“Unquestionably, the journey is one of self-reflection. It is absolutely one that lets you look at your teaching practice and at what you do with your pedagogy, and grow with what you’ve learned about yourself. The path isn’t easy, and my path wasn’t easy. I didn’t make it all of the way through on the first try. There was a failure and a rejection, and I had to try it again. In the end, the journey is worth the rewards. It was a really great process, and I’m glad that I was able to do it.”
Howard was certified as a middle level generalist. Other certification areas include special needs certificate for special education teachers, individual subject areas, and guidance counseling.
The process is designed to take several years, said Board President Ashli Dreher, who is also a nationally board-certified teacher.
“It really is designed for teacher growth, learning over a number of years, and it is quite a bit of work,” she said. “It says here that there are 2,179 teachers in New York state that are nationally board-certified. We have about 300,000 teachers in New York state. That’s actually a low percentage of teachers that have earned this distinction. It is a very rigorous process.”
•Dreher also introduced Peter J. (PJ) Marston III, who is nationally ranked in drag racing.
“He had nine wins. He is the 2021 Lancaster drag racing champion and the national drag racing champion,” she said. “It says no one has ever won both of those track championships concurrently in any division, so he’s the only one to have done that. There are only two IHRA-sanctioned (International Hot Rod Association) tracks in New York state. Peter won both, making him No. 1 in the state among junior drivers. He won a Gamblers race in West Salem, Ohio, against 60 or more of the top junior drivers from New York, Pennsylvania and Ohio. And he traveled to and competed in the world finals in Memphis, Tennessee, and was selected as No. 9 on the drag champ top 10 list for all junior driver divisions across the country in the 13- to 15-year-old age bracket.”

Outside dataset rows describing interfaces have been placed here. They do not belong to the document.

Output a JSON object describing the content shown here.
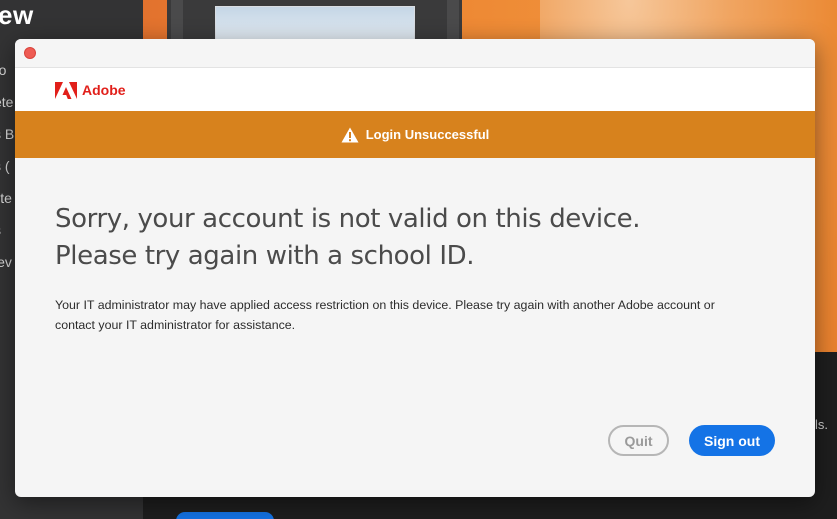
{
  "background": {
    "app_title": "ew",
    "sidebar_fragments": [
      "ro",
      "ete",
      "s Bl",
      "s (",
      "ilte",
      "s",
      "iev"
    ],
    "side_text": "ls."
  },
  "dialog": {
    "brand": "Adobe",
    "alert": {
      "text": "Login Unsuccessful",
      "color": "#d7821d"
    },
    "headline_lines": [
      "Sorry, your account is not valid on this device.",
      "Please try again with a school ID."
    ],
    "body_lines": [
      "Your IT administrator may have applied access restriction on this device. Please try again with another Adobe account or",
      "contact your IT administrator for assistance."
    ],
    "buttons": {
      "quit": "Quit",
      "sign_out": "Sign out"
    },
    "colors": {
      "brand": "#e11f1a",
      "primary_button": "#1473e6",
      "close_button": "#ee5b53"
    }
  }
}
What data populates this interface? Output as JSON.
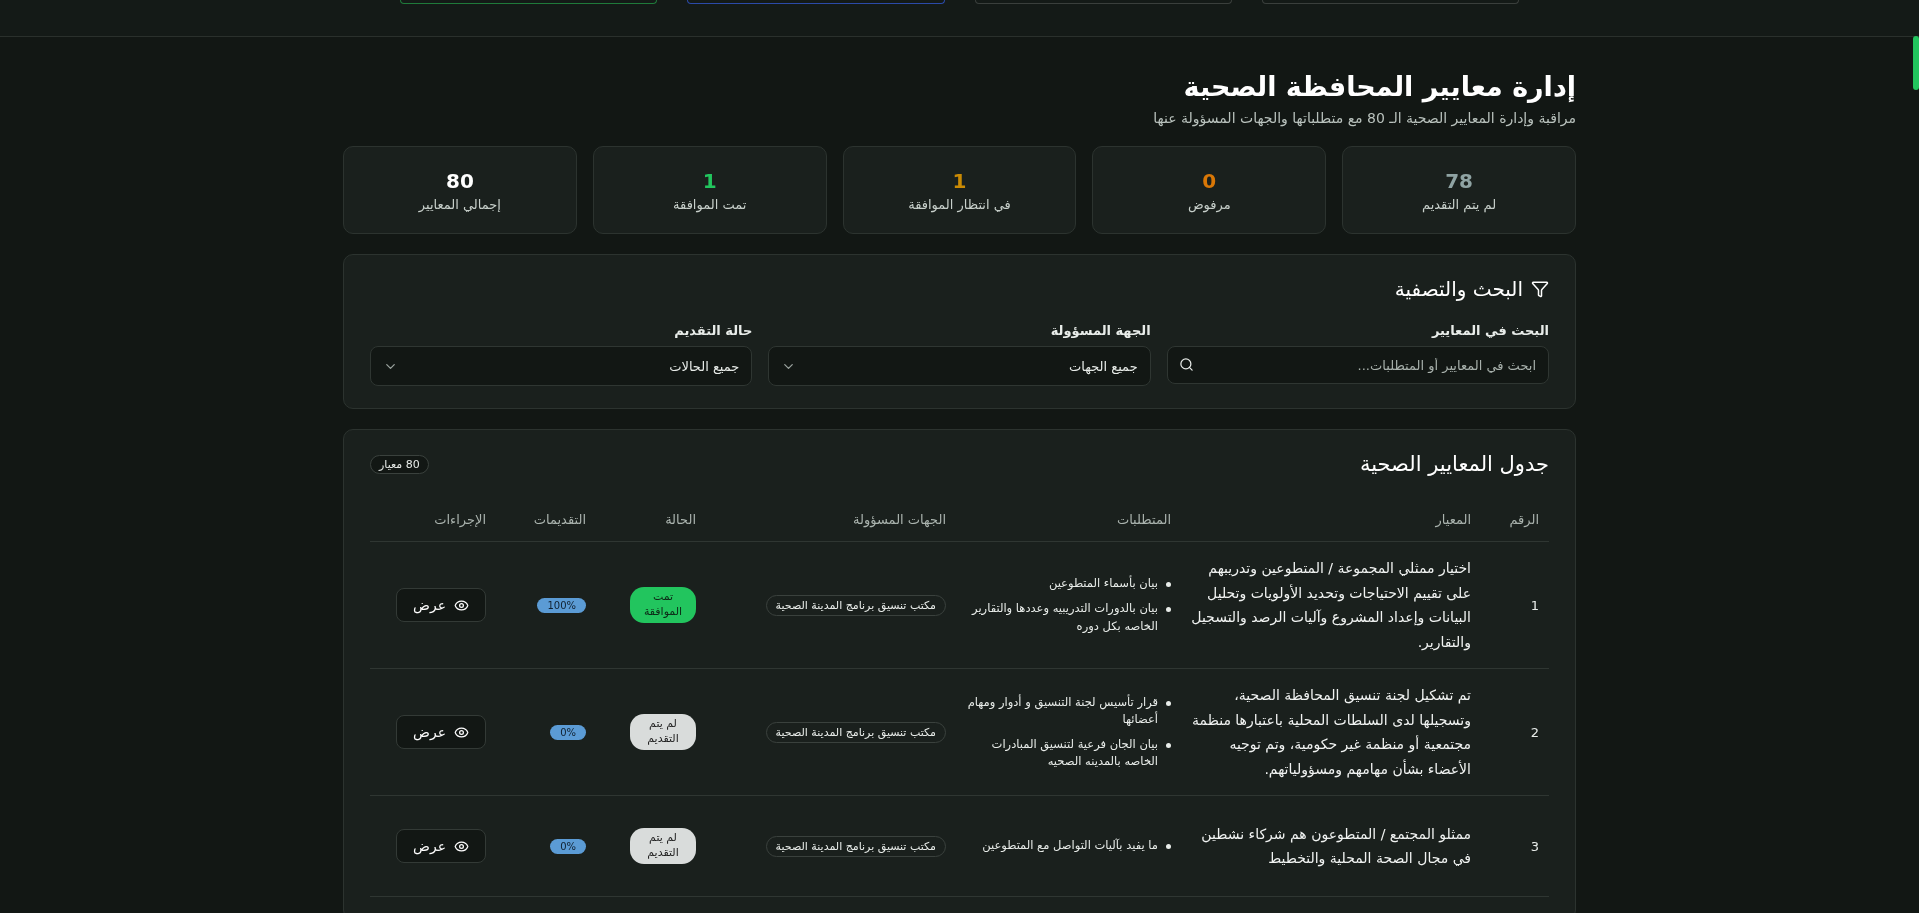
{
  "header": {
    "tabs": [
      {
        "color": "#3a3f3c"
      },
      {
        "color": "#3a3f3c"
      },
      {
        "color": "#2b4aa8"
      },
      {
        "color": "#1f7a3a"
      }
    ]
  },
  "page": {
    "title": "إدارة معايير المحافظة الصحية",
    "subtitle": "مراقبة وإدارة المعايير الصحية الـ 80 مع متطلباتها والجهات المسؤولة عنها"
  },
  "stats": [
    {
      "value": "78",
      "label": "لم يتم التقديم",
      "color": "#8fa3a3"
    },
    {
      "value": "0",
      "label": "مرفوض",
      "color": "#d97706"
    },
    {
      "value": "1",
      "label": "في انتظار الموافقة",
      "color": "#ca8a04"
    },
    {
      "value": "1",
      "label": "تمت الموافقة",
      "color": "#22c55e"
    },
    {
      "value": "80",
      "label": "إجمالي المعايير",
      "color": "#ffffff"
    }
  ],
  "filters": {
    "title": "البحث والتصفية",
    "fields": [
      {
        "kind": "search",
        "label": "البحث في المعايير",
        "placeholder": "ابحث في المعايير أو المتطلبات..."
      },
      {
        "kind": "select",
        "label": "الجهة المسؤولة",
        "value": "جميع الجهات"
      },
      {
        "kind": "select",
        "label": "حالة التقديم",
        "value": "جميع الحالات"
      }
    ]
  },
  "table": {
    "title": "جدول المعايير الصحية",
    "count": "80 معيار",
    "columns": [
      "الرقم",
      "المعيار",
      "المتطلبات",
      "الجهات المسؤولة",
      "الحالة",
      "التقديمات",
      "الإجراءات"
    ],
    "rows": [
      {
        "number": "1",
        "criterion": "اختيار ممثلي المجموعة / المتطوعين وتدريبهم على تقييم الاحتياجات وتحديد الأولويات وتحليل البيانات وإعداد المشروع وآليات الرصد والتسجيل والتقارير.",
        "requirements": [
          "بيان بأسماء المتطوعين",
          "بيان بالدورات التدريبيه وعددها والتقارير الخاصه بكل دوره"
        ],
        "agency": "مكتب تنسيق برنامج المدينة الصحية",
        "status": {
          "kind": "approved",
          "label": "تمت الموافقة"
        },
        "progress": "100%",
        "action": "عرض"
      },
      {
        "number": "2",
        "criterion": "تم تشكيل لجنة تنسيق المحافظة الصحية، وتسجيلها لدى السلطات المحلية باعتبارها منظمة مجتمعية أو منظمة غير حكومية، وتم توجيه الأعضاء بشأن مهامهم ومسؤولياتهم.",
        "requirements": [
          "قرار تأسيس لجنة التنسيق و أدوار ومهام أعضائها",
          "بيان الجان فرعية لتنسيق المبادرات الخاصه بالمدينه الصحيه"
        ],
        "agency": "مكتب تنسيق برنامج المدينة الصحية",
        "status": {
          "kind": "not_submitted",
          "label": "لم يتم التقديم"
        },
        "progress": "0%",
        "action": "عرض"
      },
      {
        "number": "3",
        "criterion": "ممثلو المجتمع / المتطوعون هم شركاء نشطين في مجال الصحة المحلية والتخطيط",
        "requirements": [
          "ما يفيد بآليات التواصل مع المتطوعين"
        ],
        "agency": "مكتب تنسيق برنامج المدينة الصحية",
        "status": {
          "kind": "not_submitted",
          "label": "لم يتم التقديم"
        },
        "progress": "0%",
        "action": "عرض"
      }
    ]
  }
}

She also pointed out P.J. can qualify for junior dragster status for three to four more years before he has to move on to a full-sized race car.
“Most junior drivers don’t enjoy that level of success in an eight-year career, let alone in one year, and he has a number of years left before he moves on to his full-sized race cars,” Dreher said.
P.J. said his interest in drag racing started when he and his dad went out to “race his little sled. So, I used to go out with him. And then, we watched the juniors one night. I told him that we had to have one. Then we just started doing it. It became more and more of a thing.”
He described his winning season of drag racing as “pretty fun,” and said he is looking forward to continuing to compete.
“It’s going to be hard to do (it) again, so we just want to do the same thing that we did this year,” P.J. said. He added that he has gotten a great deal of support from his parents, Pete Marston Jr., and Sue Marston, as well as from such sponsors as Pinto, Island Pet Lodge, and Chasson Racing Engines.
Dreher told P.J., “We’re very proud of you. There are a lot of students over the years, whether it’s baton throwing or drag racing. I think that we’ve had someone in boxing, but this is quite an achievement, and we are so proud of you for going out there and representing us well. Your parents must be very proud, but we are also proud of you in the Grand Island community and being part of the national stage. Representing your home town means a lot to all of us. Thank you very much and congratulations.”